The more dangerous summer has become, the more magical the perfect summer day feels.  For all the advances we've made as a species, we've managed to make the weather one of our existential threats, just like in the old days.   So, when "the perfect summer day" that is neither too humid, or too windy, or does not contain the threat of an urban forest fire arrives, I've been trying my best to embrace the "be here now"ness of it all: Skin warming and cooling through tree-dappled sunlight, sounds of birds and insects muffled by full foliage, bright and deep greens contrasting with houses, bodies of water, winding roads.  Not surprisingly, my effort to experience summer's viscera is my mainline for nostalgia.  

My parents sent me to 8 week summer camps starting when I was about eight or nine years old.  I never, ever wanted to go, and I spent the first 4 weeks hoping they would let me come home with them on visiting day.  Inevitably, the tides turned, friendships bloomed, archery improved, and by the last day, I was climbing into the backseat of our station wagon in full-bloom grief: tears, heartbreak, the works.   

But then, I would walk into my house, for the first time in 8 weeks.  I would step into a bedroom that would not be this clean again for another year.  There were always fresh, new socks and underwear in the drawers, maybe a couple new books next to my bed.  The windows would be open and the sounds and smells of summer were part of the room, too.  Maybe crying for the duration of the 3 hour ride home sealed the experience and set the scene for rebirth; being emotionally eviscerated and made whole again by some new underwear.  

An opened window on an 80 degree day can make me feel like a 10 year old returning and becoming new again.  So can a tuna salad sandwich on toasted bread with iceberg lettuce.

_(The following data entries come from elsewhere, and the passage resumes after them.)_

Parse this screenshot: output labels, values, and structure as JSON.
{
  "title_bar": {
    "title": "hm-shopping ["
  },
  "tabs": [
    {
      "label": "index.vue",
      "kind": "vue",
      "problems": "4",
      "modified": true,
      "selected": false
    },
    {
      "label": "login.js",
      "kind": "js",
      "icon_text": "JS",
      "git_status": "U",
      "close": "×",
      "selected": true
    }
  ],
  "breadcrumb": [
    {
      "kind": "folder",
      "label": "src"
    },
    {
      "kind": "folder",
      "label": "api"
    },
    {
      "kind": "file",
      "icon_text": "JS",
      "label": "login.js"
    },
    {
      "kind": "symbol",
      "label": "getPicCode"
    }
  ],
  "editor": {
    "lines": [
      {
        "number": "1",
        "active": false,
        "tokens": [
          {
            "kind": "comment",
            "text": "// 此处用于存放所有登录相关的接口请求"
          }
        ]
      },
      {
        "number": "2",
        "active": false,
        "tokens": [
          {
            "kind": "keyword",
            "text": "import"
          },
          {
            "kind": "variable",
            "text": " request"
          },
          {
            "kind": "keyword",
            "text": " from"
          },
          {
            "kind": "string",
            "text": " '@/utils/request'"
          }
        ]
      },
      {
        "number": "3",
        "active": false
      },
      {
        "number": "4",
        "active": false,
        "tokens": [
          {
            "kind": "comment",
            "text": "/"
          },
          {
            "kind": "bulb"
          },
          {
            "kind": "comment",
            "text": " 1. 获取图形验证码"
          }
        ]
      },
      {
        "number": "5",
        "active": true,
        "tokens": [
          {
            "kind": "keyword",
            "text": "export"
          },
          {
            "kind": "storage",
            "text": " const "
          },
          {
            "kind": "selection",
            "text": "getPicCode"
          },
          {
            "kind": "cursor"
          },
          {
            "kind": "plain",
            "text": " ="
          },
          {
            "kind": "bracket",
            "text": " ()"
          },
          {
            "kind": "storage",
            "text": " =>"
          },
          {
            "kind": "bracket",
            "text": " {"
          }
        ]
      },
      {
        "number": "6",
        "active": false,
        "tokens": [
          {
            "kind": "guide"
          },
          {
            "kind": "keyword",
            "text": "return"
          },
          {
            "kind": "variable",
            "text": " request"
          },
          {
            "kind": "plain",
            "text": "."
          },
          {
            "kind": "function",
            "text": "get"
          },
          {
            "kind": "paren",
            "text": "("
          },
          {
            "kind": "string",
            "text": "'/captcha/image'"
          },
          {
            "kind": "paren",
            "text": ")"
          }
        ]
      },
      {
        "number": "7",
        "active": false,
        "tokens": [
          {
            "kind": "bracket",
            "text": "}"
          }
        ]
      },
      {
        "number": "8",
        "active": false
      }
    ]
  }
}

A cold barbequed chicken leg eaten in front of an opened refrigerator.  A root beer popsicle, my least favorite but the last one in the box.  A fat steamer clam baptized in broth, then anointed in butter.  Warm lobster juice from a spiny leg, dripping down past my chin, into my neck.  A steaming pile of broccoli from the garden, garnished with a tiny steamed worm that hung on until the very end.  Mom's cocoa roll with whipped cream and berries.  Strawberry sherbet.  

My childhood was not a painless paradise.  But damned if the perfect summer day does its best to fool me that it was.